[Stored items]
————————

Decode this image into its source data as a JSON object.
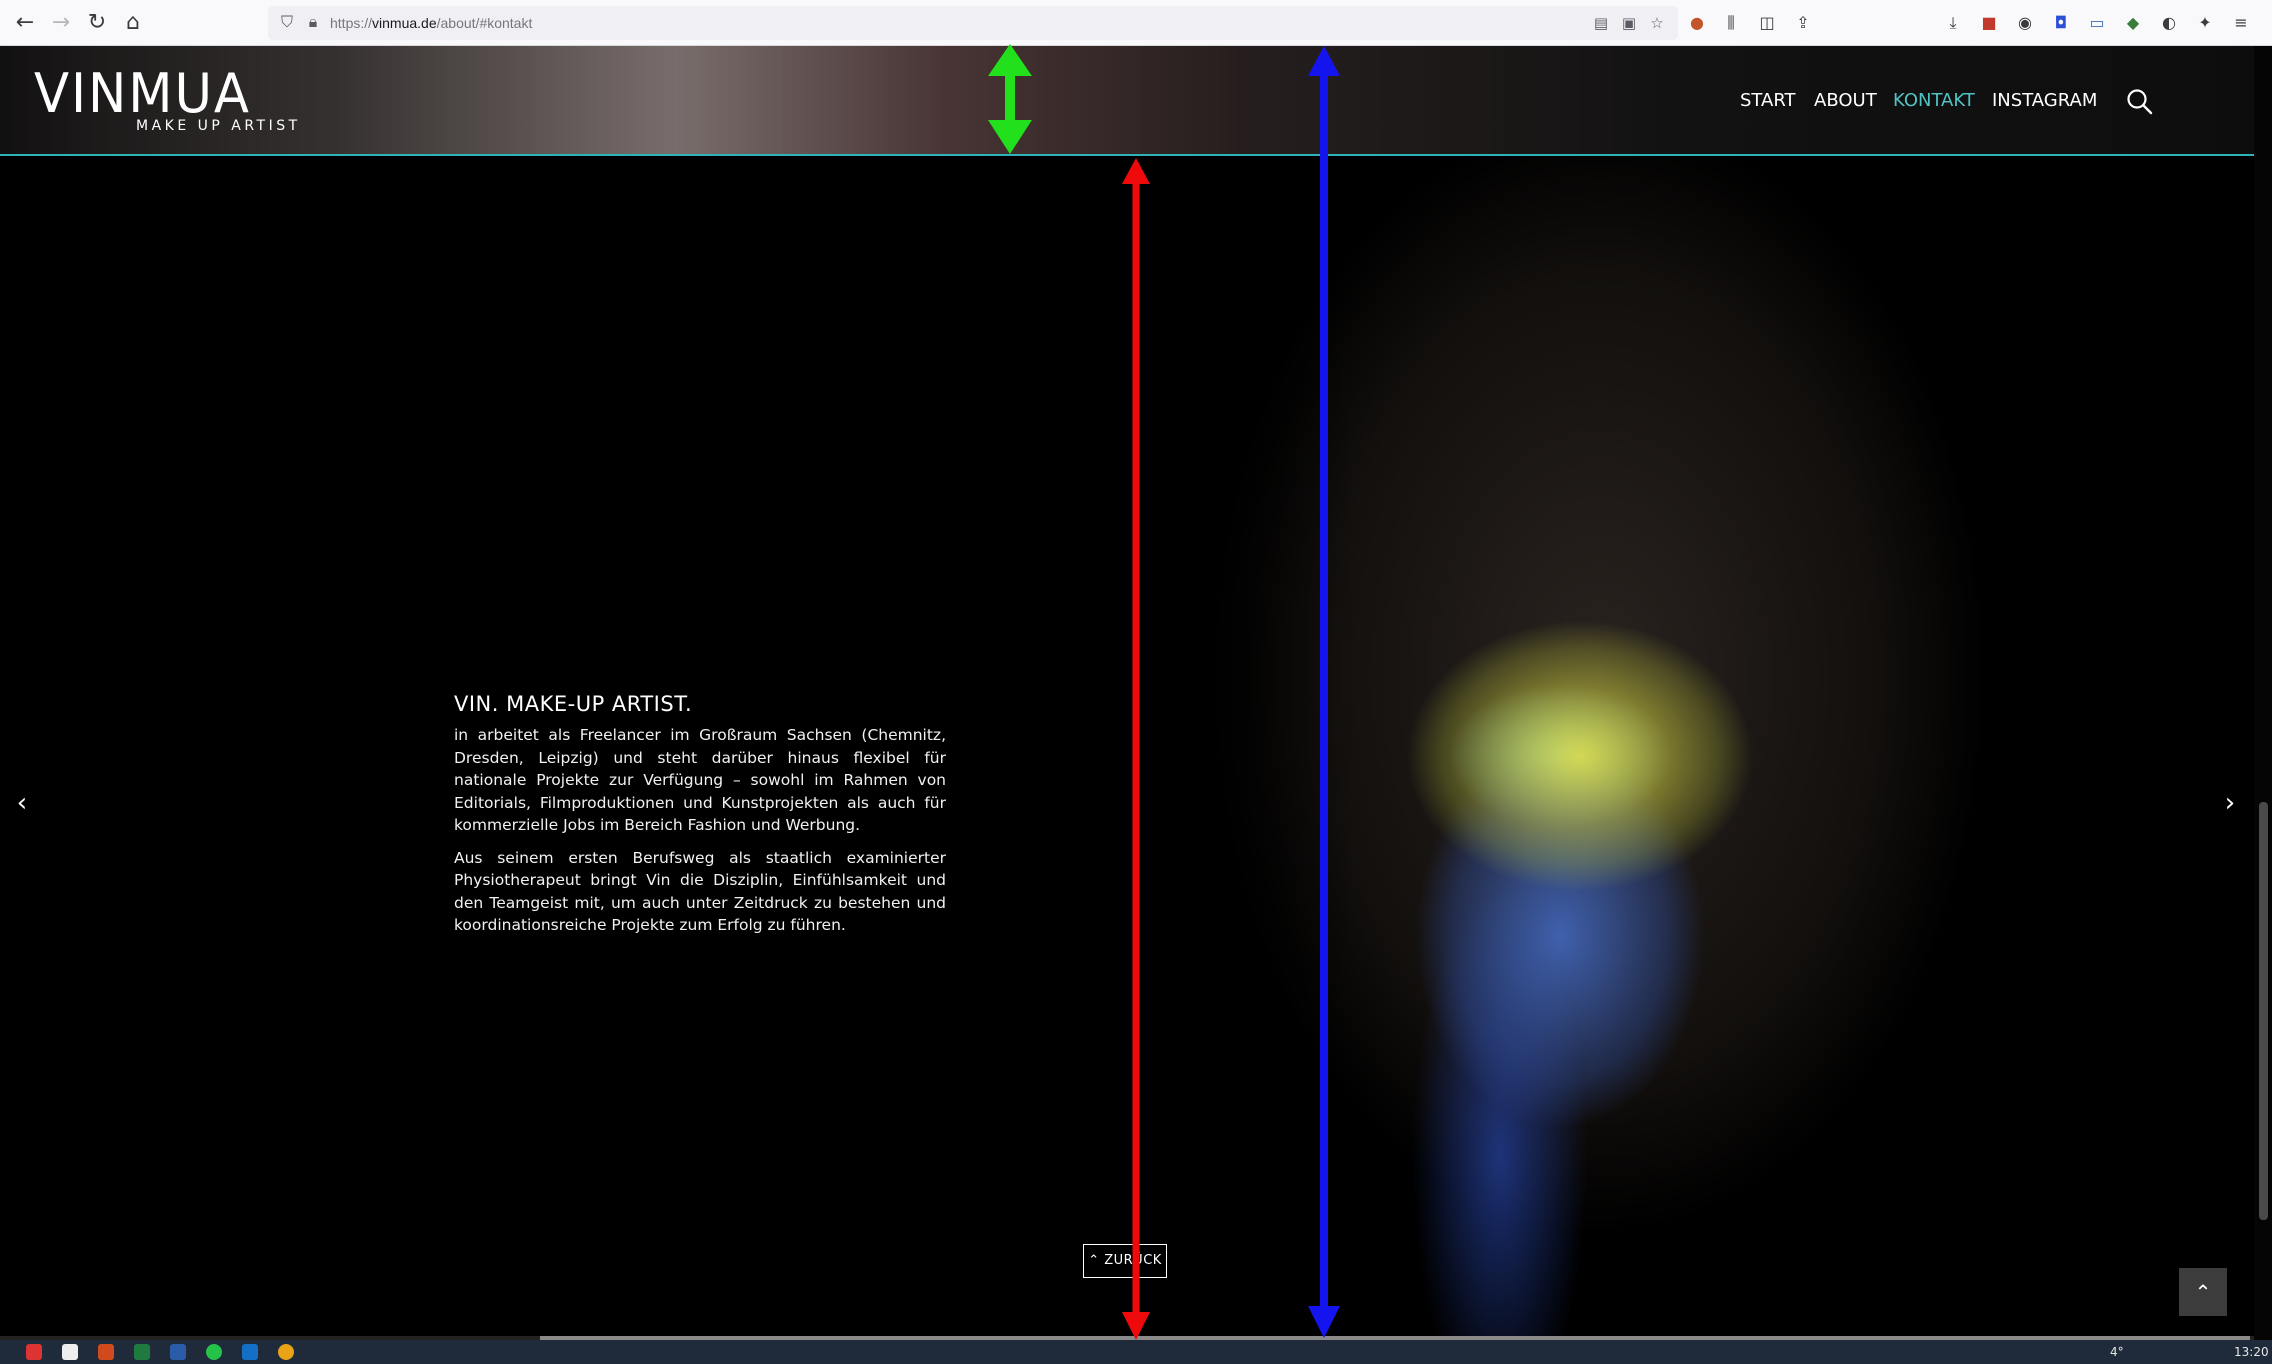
{
  "browser": {
    "url_domain": "vinmua.de",
    "url_path": "/about/#kontakt",
    "url_prefix": "https://"
  },
  "site": {
    "logo_main": "VINMUA",
    "logo_sub": "MAKE UP ARTIST",
    "nav": [
      {
        "label": "START"
      },
      {
        "label": "ABOUT"
      },
      {
        "label": "KONTAKT",
        "active": true
      },
      {
        "label": "INSTAGRAM"
      }
    ]
  },
  "content": {
    "heading": "VIN. MAKE-UP ARTIST.",
    "paragraph_1": "in arbeitet als Freelancer im Großraum Sachsen (Chemnitz, Dres­den, Leipzig) und steht darüber hinaus flexibel für nationale Projekte zur Verfügung – sowohl im Rahmen von Editorials, Filmproduktionen und Kunstprojekten als auch für kommerzielle Jobs im Bereich Fa­shion und Werbung.",
    "paragraph_2": "Aus seinem ersten Berufsweg als staatlich examinierter Physiothera­peut bringt Vin die Disziplin, Einfühlsamkeit und den Teamgeist mit, um auch unter Zeitdruck zu bestehen und koordinationsreiche Pro­jekte zum Erfolg zu führen."
  },
  "controls": {
    "prev_arrow": "‹",
    "next_arrow": "›",
    "back_label": "ZURÜCK",
    "to_top": "⌃"
  },
  "annotations": {
    "green_color": "#22e01c",
    "red_color": "#ee0a0a",
    "blue_color": "#1414ee"
  },
  "taskbar": {
    "time": "13:20",
    "temp": "4°"
  }
}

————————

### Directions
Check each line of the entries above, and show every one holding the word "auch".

### Task answer
    "paragraph_1": "in arbeitet als Freelancer im Großraum Sachsen (Chemnitz, Dres­den, Leipzig) und steht darüber hinaus flexibel für nationale Projekte zur Verfügung – sowohl im Rahmen von Editorials, Filmproduktionen und Kunstprojekten als auch für kommerzielle Jobs im Bereich Fa­shion und Werbung.",
    "paragraph_2": "Aus seinem ersten Berufsweg als staatlich examinierter Physiothera­peut bringt Vin die Disziplin, Einfühlsamkeit und den Teamgeist mit, um auch unter Zeitdruck zu bestehen und koordinationsreiche Pro­jekte zum Erfolg zu führen."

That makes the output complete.